Port Phillip is located at the bottom of the Elster Creek and Yarra River catchments. Much of the City is less than three metres above sea level and is experiencing weather induced flash flooding which causes damage to public and private property, as well as costly clean up bills and disruption to transport.

Heat stress is having a greater impact on Port Phillip’s vulnerable community, which includes residents on fixed incomes, residents in insecure housing and older residents who can’t always access cool spaces. Increased heat and less consistent rainfall make it challenging and costly to maintain healthy trees, parks and gardens in order to provide shade and cool temperatures for the community.

For further information please contact

Media Enquiries - mediaenquiries@portphillip.vic.gov.au

Information on Southeast Councils Climate Change Alliance

The South East Councils Climate Change Alliance (SECCCA) is made up of nine local governments in the south east of Melbourne. SECCCA Councils span the metropolitan, peri urban and rural divide and have some of the fastest growing residential developments on the fringe of metropolitan Melbourne. Together, SECCCA Councils serve over one million residents. Through SECCCA, these Councils collaborate to act on climate change. This action includes mitigation and adaptation projects and advocacy for the community.

SECCCA’s vision is for a thriving and productive southeast Melbourne region that has a safe and sustainable climate.

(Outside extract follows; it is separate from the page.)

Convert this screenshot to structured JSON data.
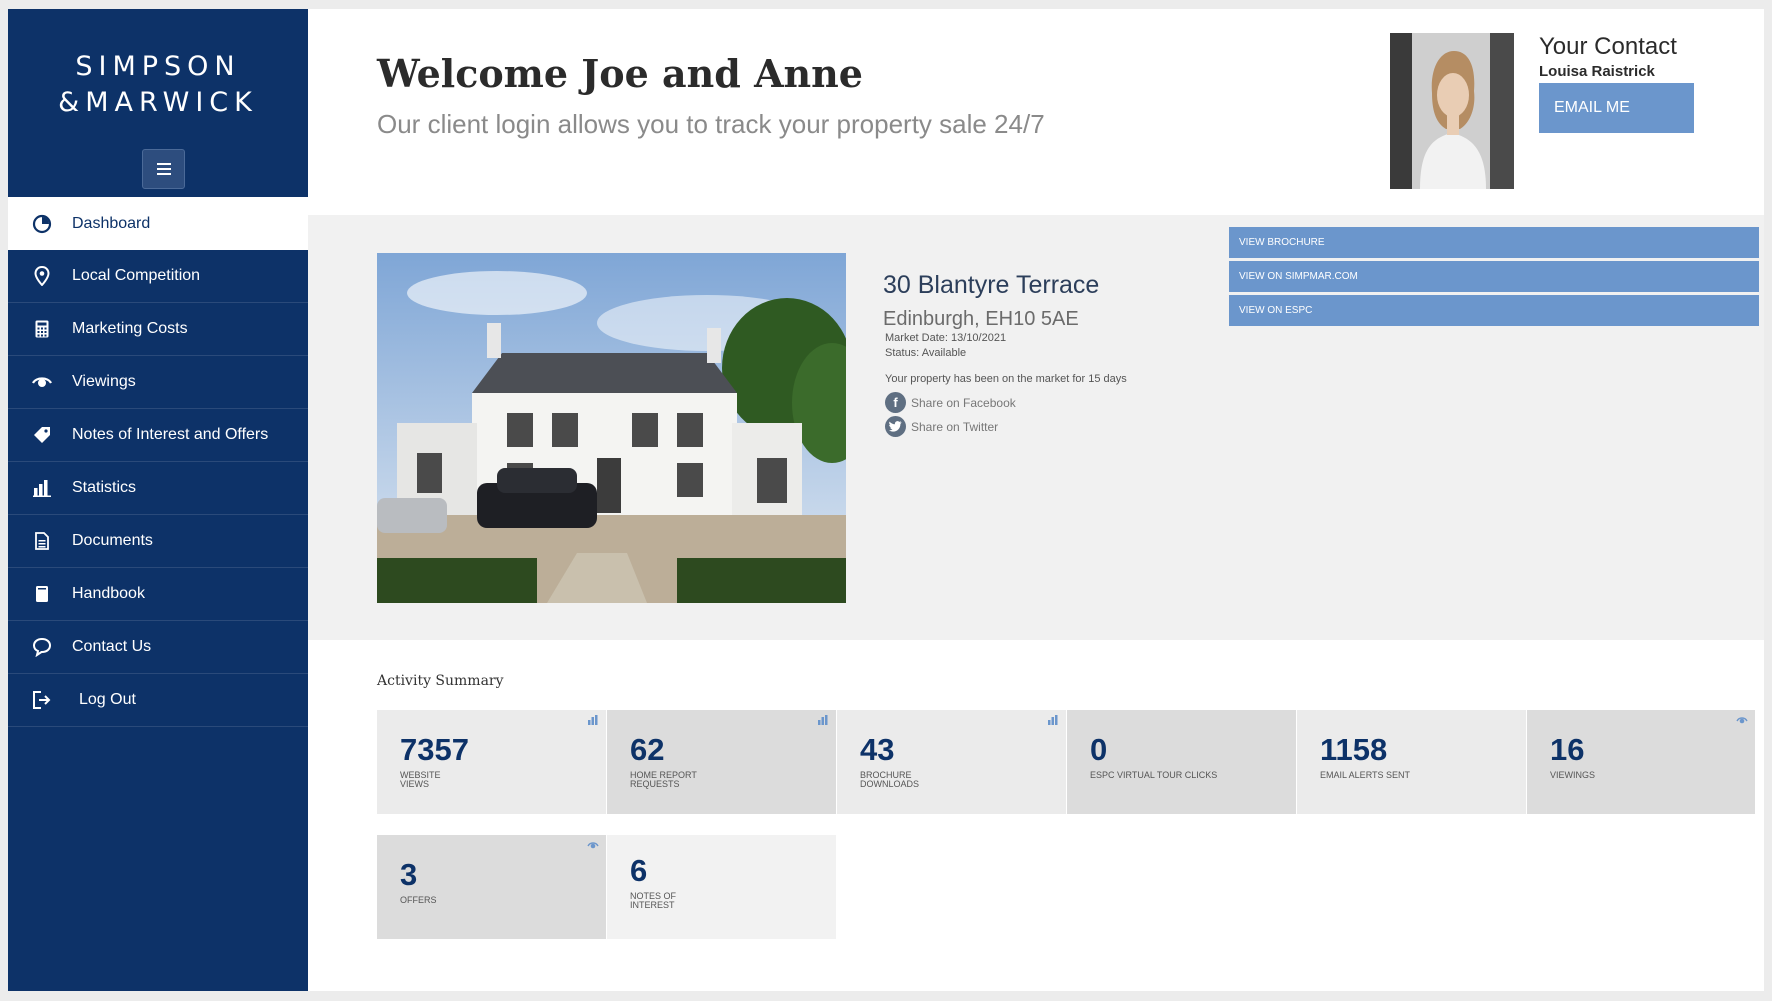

Together with a majority of member councils, SECCCA has declared a Climate Emergency recognising the existential threat climate change poses to our communities and our environment, and calls for urgent action to address the risks.